Copy out each line of the material in which the word "JSON" can be found.
--- START ---
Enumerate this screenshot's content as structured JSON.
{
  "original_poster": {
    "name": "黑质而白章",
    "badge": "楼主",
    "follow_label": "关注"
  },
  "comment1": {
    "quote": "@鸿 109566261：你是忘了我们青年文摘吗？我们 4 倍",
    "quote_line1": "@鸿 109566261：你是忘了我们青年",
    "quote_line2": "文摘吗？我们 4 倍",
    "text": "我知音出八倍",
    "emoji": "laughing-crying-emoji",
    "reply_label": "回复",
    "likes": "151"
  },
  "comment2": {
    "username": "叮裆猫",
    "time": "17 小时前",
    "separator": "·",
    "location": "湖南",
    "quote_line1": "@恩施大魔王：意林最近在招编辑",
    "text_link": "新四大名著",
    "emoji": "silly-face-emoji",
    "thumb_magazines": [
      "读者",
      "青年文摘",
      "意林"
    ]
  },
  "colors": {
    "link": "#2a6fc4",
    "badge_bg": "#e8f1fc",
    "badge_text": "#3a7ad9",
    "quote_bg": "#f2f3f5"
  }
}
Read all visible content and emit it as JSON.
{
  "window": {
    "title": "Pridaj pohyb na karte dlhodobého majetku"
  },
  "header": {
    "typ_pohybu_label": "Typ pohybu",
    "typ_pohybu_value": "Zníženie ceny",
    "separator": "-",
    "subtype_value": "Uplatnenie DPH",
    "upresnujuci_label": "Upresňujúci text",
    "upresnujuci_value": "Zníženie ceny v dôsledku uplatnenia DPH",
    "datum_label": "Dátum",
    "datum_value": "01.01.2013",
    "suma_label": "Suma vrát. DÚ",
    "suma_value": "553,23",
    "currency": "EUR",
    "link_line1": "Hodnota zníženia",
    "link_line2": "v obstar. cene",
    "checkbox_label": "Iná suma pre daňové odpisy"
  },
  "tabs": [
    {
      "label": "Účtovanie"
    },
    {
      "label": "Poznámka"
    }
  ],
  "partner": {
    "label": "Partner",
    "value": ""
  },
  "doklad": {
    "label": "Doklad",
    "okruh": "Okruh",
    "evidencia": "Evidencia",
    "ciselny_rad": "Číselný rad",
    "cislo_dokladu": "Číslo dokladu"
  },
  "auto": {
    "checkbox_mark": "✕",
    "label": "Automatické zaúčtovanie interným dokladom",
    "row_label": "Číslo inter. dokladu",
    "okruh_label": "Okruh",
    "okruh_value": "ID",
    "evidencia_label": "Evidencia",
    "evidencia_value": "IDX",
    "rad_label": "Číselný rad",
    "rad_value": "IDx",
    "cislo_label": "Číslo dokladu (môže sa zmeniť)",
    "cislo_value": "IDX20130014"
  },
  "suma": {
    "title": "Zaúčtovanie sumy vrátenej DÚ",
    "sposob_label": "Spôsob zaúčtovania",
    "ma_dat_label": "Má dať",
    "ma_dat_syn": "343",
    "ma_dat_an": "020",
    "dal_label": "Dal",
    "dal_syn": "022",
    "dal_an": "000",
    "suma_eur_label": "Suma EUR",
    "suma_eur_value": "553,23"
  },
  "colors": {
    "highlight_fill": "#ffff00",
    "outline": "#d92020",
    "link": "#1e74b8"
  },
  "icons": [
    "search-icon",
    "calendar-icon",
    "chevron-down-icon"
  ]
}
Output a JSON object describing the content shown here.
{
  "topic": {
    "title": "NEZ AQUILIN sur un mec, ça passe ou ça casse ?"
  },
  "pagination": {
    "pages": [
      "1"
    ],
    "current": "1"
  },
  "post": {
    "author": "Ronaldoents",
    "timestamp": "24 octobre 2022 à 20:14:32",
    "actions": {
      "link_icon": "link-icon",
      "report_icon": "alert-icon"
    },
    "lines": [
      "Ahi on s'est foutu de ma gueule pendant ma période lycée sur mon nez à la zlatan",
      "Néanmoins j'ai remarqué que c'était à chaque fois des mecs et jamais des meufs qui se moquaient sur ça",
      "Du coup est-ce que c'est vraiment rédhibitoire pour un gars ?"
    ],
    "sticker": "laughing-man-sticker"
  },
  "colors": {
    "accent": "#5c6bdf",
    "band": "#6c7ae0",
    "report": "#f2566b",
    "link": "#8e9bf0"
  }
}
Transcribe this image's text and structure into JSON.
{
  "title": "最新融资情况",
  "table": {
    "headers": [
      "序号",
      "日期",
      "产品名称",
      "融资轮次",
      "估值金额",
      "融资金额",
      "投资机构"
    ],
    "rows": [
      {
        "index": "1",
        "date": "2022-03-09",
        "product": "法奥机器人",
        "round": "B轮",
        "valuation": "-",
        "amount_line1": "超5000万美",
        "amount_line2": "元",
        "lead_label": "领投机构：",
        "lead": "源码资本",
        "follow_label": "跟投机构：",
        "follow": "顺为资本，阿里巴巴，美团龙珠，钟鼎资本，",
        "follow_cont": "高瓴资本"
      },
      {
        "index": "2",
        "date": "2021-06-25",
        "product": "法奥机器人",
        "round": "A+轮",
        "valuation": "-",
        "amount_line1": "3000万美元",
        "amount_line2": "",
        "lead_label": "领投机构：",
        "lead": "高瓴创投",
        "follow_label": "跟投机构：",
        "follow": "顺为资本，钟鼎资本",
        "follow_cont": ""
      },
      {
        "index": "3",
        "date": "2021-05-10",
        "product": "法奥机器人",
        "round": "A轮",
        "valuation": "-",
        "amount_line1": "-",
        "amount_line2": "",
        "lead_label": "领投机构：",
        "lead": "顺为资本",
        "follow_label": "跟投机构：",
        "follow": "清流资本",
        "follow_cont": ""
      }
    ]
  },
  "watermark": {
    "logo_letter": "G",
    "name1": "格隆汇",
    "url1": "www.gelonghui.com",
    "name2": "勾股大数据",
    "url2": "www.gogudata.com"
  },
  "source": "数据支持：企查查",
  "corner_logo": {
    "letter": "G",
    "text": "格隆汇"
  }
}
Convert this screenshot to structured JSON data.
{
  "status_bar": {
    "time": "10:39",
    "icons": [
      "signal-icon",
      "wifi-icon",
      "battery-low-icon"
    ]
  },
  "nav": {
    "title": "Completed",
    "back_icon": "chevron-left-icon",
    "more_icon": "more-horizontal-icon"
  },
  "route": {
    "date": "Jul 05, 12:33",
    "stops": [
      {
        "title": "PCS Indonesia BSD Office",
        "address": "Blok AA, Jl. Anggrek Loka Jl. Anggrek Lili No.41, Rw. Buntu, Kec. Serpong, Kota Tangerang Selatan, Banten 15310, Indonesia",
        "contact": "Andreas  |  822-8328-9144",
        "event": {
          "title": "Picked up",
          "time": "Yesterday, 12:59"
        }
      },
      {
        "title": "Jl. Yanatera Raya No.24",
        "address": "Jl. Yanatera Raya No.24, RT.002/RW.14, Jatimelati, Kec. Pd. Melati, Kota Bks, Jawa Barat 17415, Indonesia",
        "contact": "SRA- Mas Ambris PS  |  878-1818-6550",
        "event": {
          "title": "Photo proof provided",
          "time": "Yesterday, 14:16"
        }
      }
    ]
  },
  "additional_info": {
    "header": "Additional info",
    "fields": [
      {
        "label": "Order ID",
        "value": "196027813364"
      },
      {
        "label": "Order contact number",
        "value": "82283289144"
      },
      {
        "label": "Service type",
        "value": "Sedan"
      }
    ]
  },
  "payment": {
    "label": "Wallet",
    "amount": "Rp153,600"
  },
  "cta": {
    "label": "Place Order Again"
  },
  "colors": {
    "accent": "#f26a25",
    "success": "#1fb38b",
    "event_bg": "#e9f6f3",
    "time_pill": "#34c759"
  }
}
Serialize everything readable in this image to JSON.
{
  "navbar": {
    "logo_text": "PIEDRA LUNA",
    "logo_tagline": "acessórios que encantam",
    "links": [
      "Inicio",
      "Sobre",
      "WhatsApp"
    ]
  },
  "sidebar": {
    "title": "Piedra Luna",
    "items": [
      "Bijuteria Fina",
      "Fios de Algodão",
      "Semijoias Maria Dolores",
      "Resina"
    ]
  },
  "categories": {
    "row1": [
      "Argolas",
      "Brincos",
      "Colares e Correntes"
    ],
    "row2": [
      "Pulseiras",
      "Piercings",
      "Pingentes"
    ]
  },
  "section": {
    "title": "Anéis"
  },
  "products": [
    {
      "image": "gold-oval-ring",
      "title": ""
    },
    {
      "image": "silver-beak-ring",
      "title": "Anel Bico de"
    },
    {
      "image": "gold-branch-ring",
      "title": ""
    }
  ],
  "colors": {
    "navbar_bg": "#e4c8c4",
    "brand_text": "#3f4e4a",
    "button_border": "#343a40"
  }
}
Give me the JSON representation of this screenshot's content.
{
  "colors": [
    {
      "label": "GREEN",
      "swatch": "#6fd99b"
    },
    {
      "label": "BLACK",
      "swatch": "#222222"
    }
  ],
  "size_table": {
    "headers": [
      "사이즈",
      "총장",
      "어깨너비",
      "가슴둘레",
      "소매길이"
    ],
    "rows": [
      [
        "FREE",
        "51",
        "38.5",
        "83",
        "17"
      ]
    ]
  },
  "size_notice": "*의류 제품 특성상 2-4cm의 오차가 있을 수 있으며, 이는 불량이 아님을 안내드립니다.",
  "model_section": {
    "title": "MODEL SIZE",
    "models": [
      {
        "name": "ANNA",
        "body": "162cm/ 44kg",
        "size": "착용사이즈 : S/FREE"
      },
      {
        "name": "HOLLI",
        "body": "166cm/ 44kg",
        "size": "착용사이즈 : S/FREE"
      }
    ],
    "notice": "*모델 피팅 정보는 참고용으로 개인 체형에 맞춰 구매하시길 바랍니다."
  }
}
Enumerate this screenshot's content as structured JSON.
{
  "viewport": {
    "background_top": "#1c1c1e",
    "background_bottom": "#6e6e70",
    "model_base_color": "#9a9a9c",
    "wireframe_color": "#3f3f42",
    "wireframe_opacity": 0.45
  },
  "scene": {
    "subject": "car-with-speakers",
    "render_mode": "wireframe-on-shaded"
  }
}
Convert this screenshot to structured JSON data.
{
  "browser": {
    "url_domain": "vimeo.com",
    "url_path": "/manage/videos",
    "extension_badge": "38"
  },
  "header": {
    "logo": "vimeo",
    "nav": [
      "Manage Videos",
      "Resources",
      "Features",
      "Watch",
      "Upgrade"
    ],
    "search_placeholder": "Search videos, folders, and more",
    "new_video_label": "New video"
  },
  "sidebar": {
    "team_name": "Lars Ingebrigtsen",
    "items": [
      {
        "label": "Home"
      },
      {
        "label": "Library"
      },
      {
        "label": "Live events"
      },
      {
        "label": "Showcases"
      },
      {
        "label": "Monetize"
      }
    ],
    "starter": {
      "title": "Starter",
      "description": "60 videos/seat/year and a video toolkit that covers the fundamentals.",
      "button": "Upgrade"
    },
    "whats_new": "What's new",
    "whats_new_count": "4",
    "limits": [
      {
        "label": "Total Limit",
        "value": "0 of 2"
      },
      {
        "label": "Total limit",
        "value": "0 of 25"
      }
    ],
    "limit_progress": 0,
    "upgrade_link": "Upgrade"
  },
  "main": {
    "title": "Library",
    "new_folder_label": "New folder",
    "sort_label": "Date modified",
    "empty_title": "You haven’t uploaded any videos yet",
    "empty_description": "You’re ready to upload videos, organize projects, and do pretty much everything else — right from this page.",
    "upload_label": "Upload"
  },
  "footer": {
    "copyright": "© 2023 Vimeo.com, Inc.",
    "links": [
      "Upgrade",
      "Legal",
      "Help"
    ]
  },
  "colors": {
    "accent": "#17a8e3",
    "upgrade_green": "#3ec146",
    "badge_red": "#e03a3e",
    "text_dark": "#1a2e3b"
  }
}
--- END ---
# [OUTPUT BELOW]
Enumerate this screenshot's content as structured JSON.
Read all visible content and emit it as JSON.
Output a JSON object describing the content shown here.
Transcribe this image's text and structure into JSON.
Convert this screenshot to structured JSON data.
Serialize everything readable in this image to JSON.
Give me the JSON representation of this screenshot's content.
Enumerate this screenshot's content as structured JSON.
Convert this screenshot to structured JSON data.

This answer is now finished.